  • Semi-Controlled Environments: Tailoring growth conditions for optimal yields. This family of technologies includes shade structures, windbreakers, and partial enclosures designed to create optimal plant growth conditions by regulating specific environmental factors (e.g., radiation, temperature, wind, humidity). Their main constraint lies in the high initial investment required for installation, and the lack of universal suitability for every crop and climatic condition.

  • Protective Screens: Shielding plants from harmful radiation and heat stress. Mineral or chemical suspensions can be applied to plants to reflect solar radiation. These effectively reduce sunburn in fruits and alleviate heat-related stresses like dehydration and oxidation. 

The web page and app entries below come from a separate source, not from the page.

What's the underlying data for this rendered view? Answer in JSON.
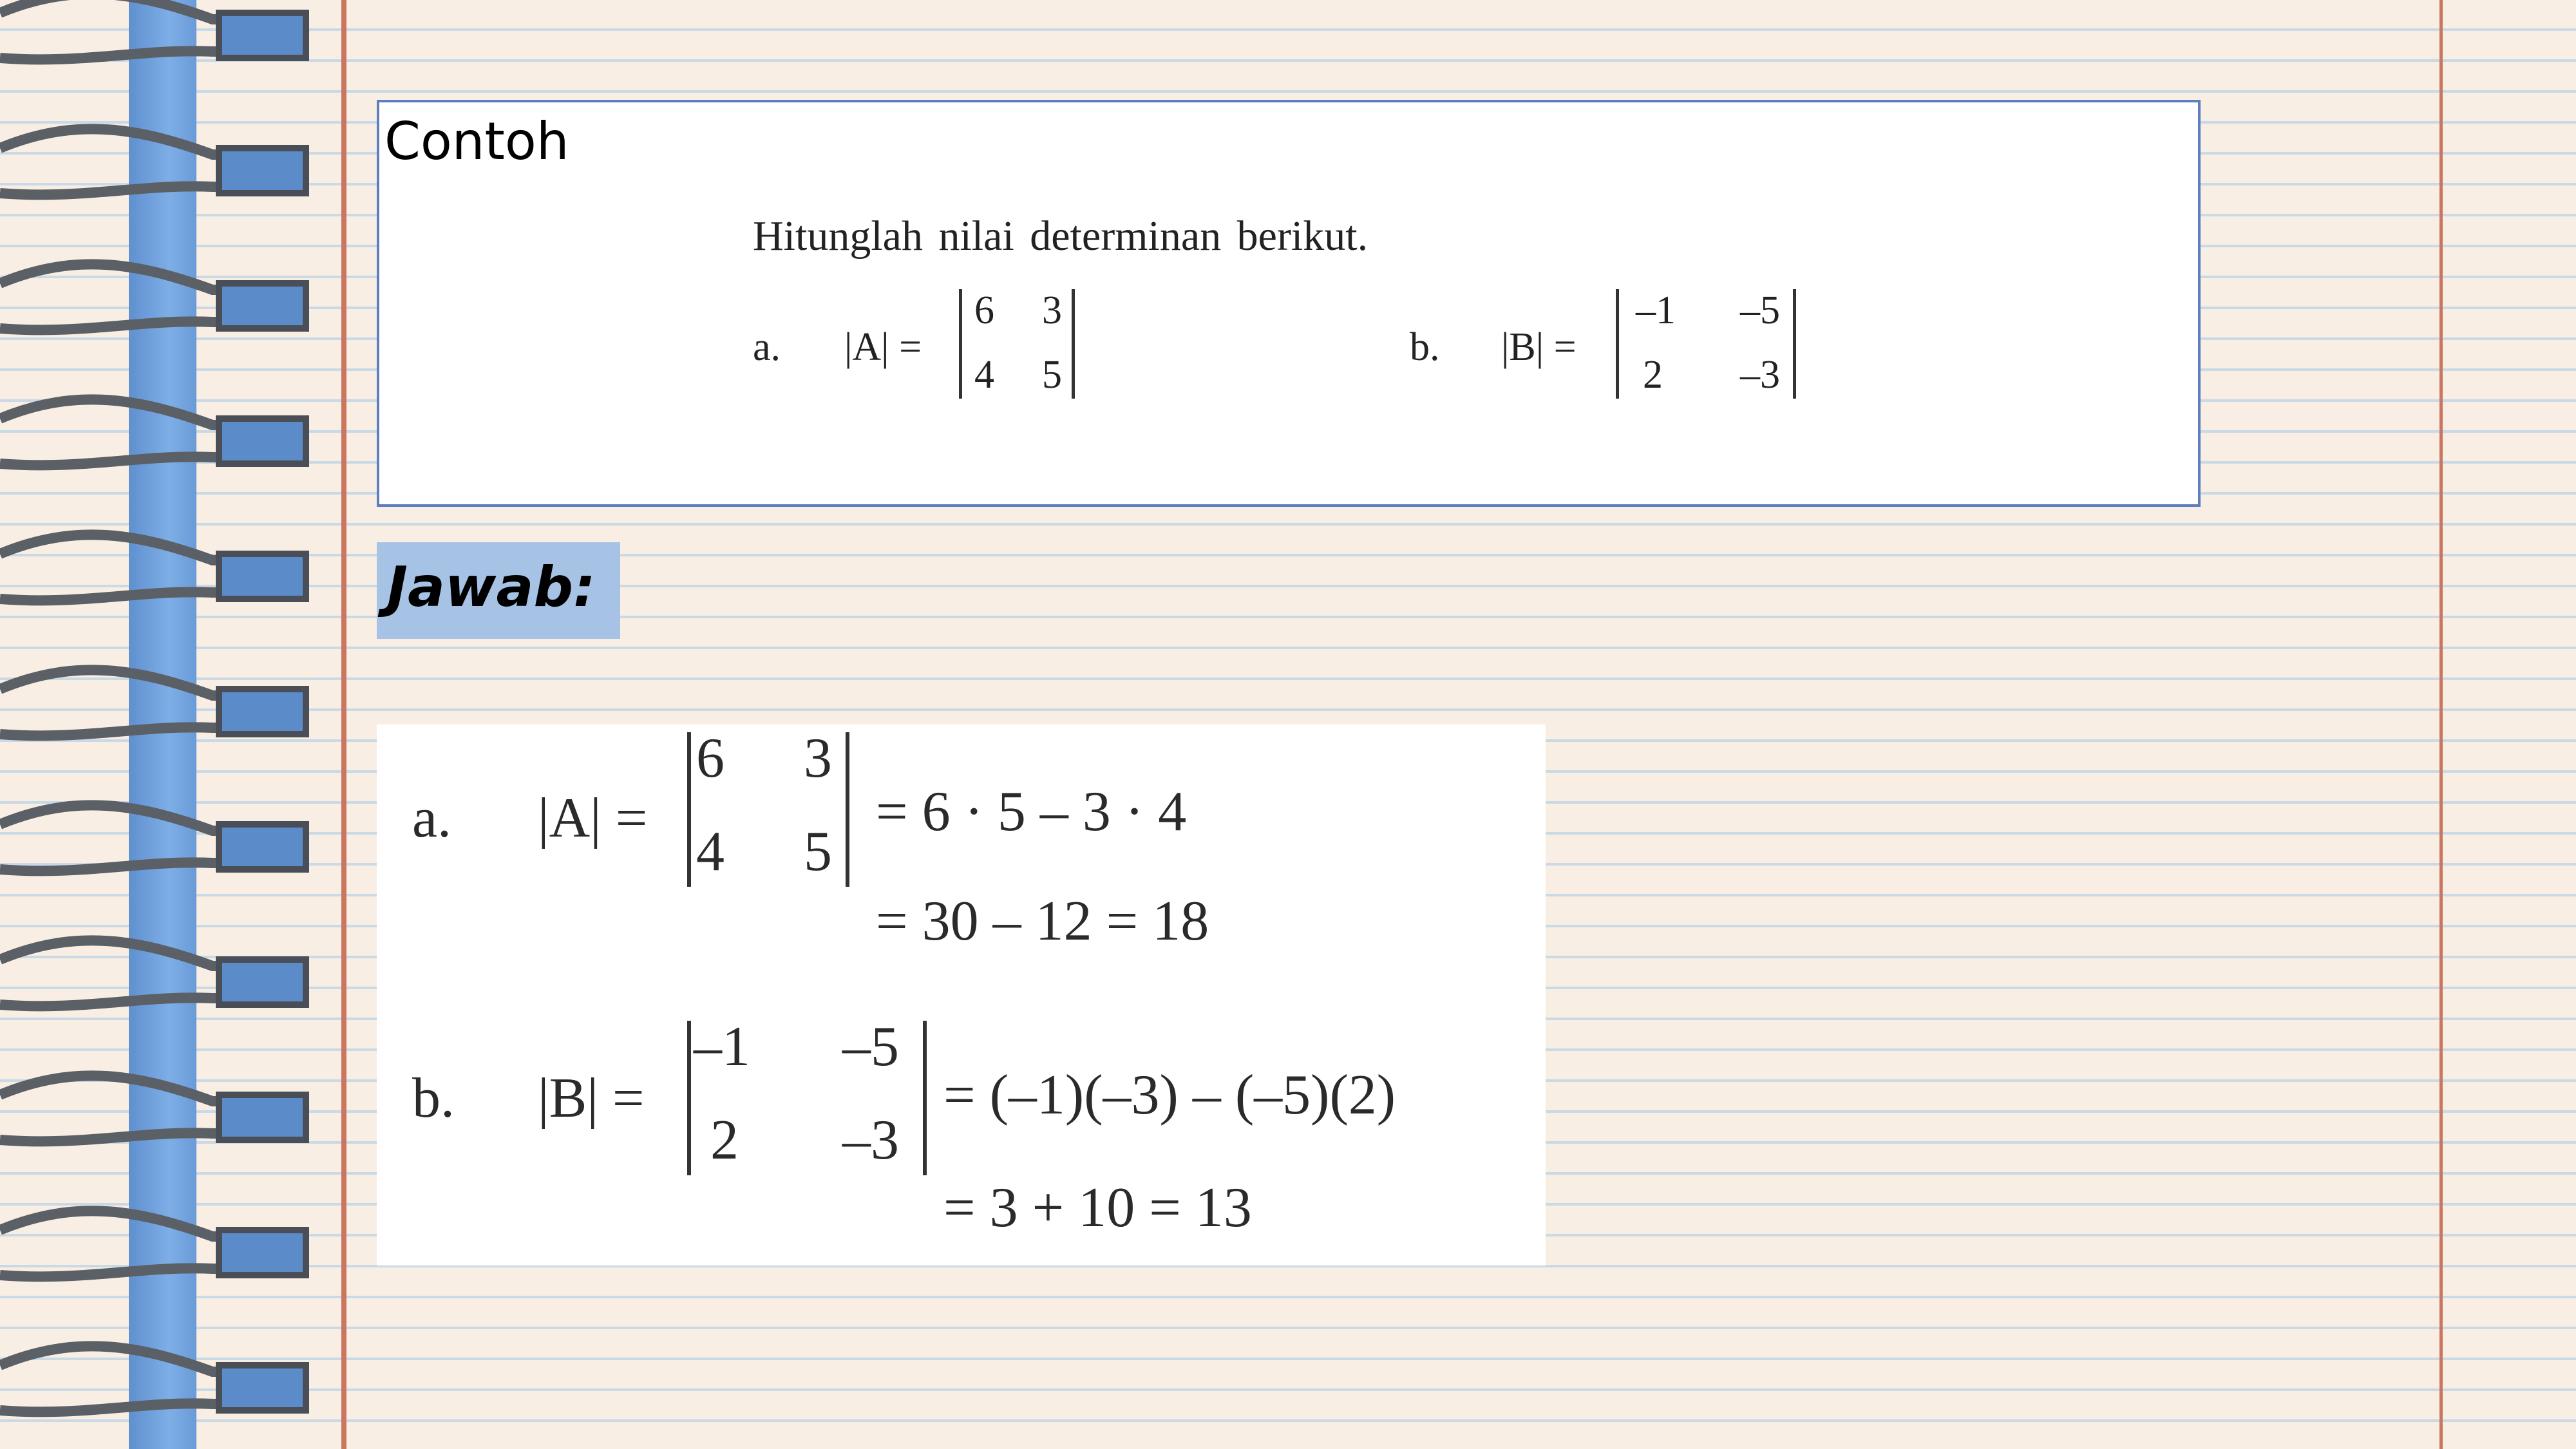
{
  "example": {
    "title": "Contoh",
    "question": "Hitunglah nilai determinan berikut.",
    "a": {
      "label": "a.",
      "lhs": "|A| =",
      "m11": "6",
      "m12": "3",
      "m21": "4",
      "m22": "5"
    },
    "b": {
      "label": "b.",
      "lhs": "|B| =",
      "m11": "–1",
      "m12": "–5",
      "m21": "2",
      "m22": "–3"
    }
  },
  "answer_label": "Jawab:",
  "answer": {
    "a": {
      "label": "a.",
      "lhs": "|A| =",
      "m11": "6",
      "m12": "3",
      "m21": "4",
      "m22": "5",
      "step1": "= 6 · 5 – 3 · 4",
      "step2": "= 30 – 12 = 18"
    },
    "b": {
      "label": "b.",
      "lhs": "|B| =",
      "m11": "–1",
      "m12": "–5",
      "m21": "2",
      "m22": "–3",
      "step1": "= (–1)(–3) – (–5)(2)",
      "step2": "= 3 + 10 = 13"
    }
  },
  "colors": {
    "binding": "#6a9bd8",
    "margin_line": "#c9775e",
    "jawab_bg": "#a6c3e6",
    "card_border": "#5d7fbf"
  }
}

Enhancing plant resilience with next generation plant protection screens

Available protective screens are in fact a good step towards developing thermal resilience in plants. However, there is an opportunity to offer farmers additional value beyond plant protection by helping plants recover from stresses; enhancing plants’ photosynthetic efficiency and improving their cost-effectiveness for vulnerable crops. Such outcomes could be achieved with:

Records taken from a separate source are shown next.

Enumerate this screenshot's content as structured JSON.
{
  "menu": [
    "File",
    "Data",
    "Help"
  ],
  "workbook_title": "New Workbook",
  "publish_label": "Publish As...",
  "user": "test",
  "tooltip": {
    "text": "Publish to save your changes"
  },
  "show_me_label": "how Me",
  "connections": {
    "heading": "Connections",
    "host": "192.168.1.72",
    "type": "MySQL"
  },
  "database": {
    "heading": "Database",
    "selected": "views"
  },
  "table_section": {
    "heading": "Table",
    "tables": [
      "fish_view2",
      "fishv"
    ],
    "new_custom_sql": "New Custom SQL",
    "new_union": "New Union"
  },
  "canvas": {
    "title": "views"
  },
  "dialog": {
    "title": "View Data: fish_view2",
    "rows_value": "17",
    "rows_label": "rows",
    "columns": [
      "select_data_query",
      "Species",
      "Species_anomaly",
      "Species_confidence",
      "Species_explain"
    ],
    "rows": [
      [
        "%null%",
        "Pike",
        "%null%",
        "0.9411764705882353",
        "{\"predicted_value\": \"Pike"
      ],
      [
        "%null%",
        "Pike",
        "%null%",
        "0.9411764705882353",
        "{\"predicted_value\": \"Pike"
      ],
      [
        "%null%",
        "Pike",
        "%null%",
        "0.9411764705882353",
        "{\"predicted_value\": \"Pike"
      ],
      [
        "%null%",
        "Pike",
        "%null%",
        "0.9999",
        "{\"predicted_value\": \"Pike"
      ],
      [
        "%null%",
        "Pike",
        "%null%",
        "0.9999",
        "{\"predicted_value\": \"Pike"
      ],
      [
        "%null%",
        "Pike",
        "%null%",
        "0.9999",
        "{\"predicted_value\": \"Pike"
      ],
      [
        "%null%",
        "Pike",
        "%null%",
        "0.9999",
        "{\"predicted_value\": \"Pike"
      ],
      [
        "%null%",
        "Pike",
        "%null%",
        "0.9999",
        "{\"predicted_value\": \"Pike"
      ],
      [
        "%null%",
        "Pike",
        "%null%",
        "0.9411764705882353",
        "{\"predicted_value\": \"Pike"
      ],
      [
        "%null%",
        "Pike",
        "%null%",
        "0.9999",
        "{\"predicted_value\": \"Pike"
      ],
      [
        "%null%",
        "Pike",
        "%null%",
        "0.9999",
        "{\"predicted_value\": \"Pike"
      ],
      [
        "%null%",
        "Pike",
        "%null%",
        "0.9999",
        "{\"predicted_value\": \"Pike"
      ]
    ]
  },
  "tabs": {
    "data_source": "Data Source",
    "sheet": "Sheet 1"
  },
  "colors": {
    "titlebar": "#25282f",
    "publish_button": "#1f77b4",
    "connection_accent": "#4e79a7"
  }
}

  • Biostimulants: Unlocking Plant Potential for Enhanced Resilience, and Productivity. Microorganisms and bioactive substances can achieve these outcomes by modulating plant hormone levels and signalling pathways to promote adaptive physiological responses. They can also boost antioxidant activity, maintain cell balance, optimise nutrient uptake and metabolic pathways, and support productivity under heat-stress conditions. 

  • Nanomaterials: Enhancing Photosynthesis and Substance Delivery to Plants. Nanomaterials can be leveraged to enhance photosynthesis by improving light absorption and energy conversion in plants. They can also be used as precision carriers for nutrients, phytohormones and stress-responsive compounds, such as antioxidants and osmoprotectants.

So here’s where we come in.  We believe it is possible to harness the potential of advanced nanomaterials to enhance the precision and effectiveness of bioactive compounds to fortify plants against heat related stresses. Furthermore, we now have the ability to achieve this while also shielding plants from harmful radiation and simultaneously converting it into valuable energy, propelling agricultural yields to new heights.


Our innovative strategy to increase crop yields and reduce reliance on scarce resources

After months of thorough research and extensive consultation with industry experts, we have devised an innovative strategy that harnesses the inherent adaptability of plants to suboptimal conditions. This approach also deploys nanomaterials to manipulate solar radiation and enhance metabolic processes to increase yields and reduce the need for other scarce or dangerous inputs. 

Partnership opportunities with TABI and local institutions in Costa Rica

This venture creation opportunity is supported by our Tropical Agriculture and Biodiversity Initiative (TABI) partners in Costa Rica. In addition to entrepreneurship training from DSV, Founders on the program have access to TABI program partner experts and advisors from leading local institutions, such as: EARTH University and the Center of Tropical Agricultural Research and Education (CATIE), as well as the CR BioMed Cluster and the Costa Rican lnvestment Promotion Agency (CINDE). The program is generously funded by Fundación CRUSA. 


In the coming months, I (Mauricio Herrera Rodríguez) will be establishing a venture based on this technology and am now seeking a co-founder to join me in building a company focused on enhancing crops’ resilience to climate change. We're looking for entrepreneurially-savvy scientists who specialise in organic synthesis of nanomaterials; and/or if you are an expert in plant biochemistry and have insights into stress prevention and recovery, we're interested in hearing from you. Most importantly, we're seeking individuals who are highly driven to start a company right from the beginning. Please see more details on the role and the application process in the job descriptions linked above.